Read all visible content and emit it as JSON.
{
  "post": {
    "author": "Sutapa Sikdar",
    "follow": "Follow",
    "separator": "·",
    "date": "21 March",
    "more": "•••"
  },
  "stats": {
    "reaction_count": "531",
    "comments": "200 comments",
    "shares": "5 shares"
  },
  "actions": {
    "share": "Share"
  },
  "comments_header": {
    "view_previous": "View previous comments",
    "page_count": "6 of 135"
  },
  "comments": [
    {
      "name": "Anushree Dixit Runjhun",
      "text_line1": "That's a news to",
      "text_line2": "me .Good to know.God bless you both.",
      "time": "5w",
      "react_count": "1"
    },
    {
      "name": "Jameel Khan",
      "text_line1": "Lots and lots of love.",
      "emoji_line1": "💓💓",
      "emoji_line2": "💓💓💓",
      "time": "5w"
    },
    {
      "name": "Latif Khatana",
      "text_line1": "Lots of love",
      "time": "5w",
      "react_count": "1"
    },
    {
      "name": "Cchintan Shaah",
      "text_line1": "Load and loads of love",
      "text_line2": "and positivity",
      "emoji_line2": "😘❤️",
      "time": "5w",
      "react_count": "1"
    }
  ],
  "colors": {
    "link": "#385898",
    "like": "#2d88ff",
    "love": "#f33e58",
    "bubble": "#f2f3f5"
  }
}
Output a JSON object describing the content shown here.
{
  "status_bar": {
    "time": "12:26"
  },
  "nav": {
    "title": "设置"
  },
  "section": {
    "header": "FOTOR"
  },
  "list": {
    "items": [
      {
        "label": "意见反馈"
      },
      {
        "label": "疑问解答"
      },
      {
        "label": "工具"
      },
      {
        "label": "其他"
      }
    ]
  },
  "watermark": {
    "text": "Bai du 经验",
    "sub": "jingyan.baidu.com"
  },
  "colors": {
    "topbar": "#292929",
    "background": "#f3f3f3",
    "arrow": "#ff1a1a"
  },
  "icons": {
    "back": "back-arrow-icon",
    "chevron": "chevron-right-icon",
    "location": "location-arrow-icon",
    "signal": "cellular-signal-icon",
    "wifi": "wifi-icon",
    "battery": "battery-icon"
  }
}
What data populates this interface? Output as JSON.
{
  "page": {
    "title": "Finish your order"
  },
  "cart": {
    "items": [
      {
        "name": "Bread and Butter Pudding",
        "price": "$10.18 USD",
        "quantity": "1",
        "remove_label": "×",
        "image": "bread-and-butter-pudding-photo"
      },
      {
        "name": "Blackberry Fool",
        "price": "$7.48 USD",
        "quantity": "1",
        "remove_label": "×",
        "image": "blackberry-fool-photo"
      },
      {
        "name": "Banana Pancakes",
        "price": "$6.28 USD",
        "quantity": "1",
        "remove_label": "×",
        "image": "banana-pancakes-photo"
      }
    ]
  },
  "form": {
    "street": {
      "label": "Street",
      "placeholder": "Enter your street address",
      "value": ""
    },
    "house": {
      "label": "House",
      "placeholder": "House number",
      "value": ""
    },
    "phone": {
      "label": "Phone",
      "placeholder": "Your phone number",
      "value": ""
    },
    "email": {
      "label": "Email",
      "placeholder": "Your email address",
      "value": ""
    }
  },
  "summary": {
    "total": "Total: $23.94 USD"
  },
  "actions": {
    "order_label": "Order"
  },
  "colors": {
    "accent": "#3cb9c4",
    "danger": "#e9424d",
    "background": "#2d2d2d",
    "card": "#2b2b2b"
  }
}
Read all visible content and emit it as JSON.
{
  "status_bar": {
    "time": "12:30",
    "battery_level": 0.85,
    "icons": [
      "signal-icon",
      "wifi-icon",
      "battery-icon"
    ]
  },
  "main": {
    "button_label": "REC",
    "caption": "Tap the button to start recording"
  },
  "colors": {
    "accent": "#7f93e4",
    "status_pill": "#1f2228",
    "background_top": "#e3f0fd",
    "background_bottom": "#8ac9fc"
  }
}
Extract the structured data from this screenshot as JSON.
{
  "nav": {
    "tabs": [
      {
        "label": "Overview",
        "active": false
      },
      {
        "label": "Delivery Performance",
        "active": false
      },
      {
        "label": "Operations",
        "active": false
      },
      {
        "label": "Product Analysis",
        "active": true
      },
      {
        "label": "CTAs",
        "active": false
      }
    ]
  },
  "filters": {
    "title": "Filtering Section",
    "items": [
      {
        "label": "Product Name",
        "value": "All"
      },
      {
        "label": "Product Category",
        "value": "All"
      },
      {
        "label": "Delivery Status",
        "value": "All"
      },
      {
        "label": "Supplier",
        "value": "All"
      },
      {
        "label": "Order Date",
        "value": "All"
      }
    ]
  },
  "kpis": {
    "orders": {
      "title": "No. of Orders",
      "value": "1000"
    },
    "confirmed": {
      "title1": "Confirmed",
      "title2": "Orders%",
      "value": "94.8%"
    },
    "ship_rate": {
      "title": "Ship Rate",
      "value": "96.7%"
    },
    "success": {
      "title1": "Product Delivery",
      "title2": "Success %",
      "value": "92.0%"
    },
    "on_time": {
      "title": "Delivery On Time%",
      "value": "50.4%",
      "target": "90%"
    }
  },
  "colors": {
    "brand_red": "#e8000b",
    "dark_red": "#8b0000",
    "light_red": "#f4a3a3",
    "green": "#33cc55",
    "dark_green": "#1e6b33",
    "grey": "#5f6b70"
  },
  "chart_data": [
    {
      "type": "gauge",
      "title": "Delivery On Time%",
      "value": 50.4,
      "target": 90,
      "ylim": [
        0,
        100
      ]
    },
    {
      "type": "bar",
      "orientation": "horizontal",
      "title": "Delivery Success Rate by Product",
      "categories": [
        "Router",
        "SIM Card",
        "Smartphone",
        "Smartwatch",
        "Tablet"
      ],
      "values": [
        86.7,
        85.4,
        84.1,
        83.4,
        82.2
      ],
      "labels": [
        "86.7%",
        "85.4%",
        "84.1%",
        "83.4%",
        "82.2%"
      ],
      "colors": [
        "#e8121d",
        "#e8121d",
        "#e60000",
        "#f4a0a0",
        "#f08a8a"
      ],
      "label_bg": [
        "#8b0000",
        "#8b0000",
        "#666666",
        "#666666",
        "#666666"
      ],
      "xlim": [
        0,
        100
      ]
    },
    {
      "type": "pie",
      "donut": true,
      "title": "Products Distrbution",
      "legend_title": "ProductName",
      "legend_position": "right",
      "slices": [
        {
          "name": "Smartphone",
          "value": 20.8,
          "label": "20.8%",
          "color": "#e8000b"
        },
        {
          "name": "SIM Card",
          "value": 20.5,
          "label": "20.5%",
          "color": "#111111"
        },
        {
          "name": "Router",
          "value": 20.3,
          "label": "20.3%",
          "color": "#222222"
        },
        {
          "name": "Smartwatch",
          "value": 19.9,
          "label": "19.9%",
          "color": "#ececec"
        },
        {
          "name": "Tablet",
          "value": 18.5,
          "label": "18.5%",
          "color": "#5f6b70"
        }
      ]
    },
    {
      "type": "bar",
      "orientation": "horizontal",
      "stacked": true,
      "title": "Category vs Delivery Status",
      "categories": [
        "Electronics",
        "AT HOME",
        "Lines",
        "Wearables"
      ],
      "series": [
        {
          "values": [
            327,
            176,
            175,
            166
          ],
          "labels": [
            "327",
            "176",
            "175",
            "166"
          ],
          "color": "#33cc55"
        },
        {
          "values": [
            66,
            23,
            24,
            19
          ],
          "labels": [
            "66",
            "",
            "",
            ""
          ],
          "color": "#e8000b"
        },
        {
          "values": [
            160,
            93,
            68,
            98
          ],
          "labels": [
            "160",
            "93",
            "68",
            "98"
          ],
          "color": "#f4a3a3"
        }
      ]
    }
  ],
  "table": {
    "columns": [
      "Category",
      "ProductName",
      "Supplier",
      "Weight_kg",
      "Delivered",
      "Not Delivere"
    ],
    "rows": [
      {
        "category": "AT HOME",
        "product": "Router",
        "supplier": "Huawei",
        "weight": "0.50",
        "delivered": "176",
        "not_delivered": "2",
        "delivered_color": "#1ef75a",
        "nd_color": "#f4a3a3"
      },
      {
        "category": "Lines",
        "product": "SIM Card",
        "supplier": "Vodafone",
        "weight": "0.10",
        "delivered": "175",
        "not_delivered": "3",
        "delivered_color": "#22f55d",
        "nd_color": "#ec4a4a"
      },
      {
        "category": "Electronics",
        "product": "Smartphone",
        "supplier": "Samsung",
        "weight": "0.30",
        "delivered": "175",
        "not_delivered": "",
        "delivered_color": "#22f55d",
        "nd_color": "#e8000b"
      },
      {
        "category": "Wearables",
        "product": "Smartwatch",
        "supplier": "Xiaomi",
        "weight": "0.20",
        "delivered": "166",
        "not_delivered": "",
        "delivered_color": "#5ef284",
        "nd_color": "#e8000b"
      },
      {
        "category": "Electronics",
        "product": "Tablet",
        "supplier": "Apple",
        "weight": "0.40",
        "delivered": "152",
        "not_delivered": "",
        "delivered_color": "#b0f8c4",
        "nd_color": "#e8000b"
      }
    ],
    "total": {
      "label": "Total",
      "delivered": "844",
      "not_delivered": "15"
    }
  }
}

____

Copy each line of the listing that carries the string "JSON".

Read all visible content and emit it as JSON.
Output a JSON object describing the content shown here.
What data populates this interface? Output as JSON.
Read all visible content and emit it as JSON.
Extract the structured data from this screenshot as JSON.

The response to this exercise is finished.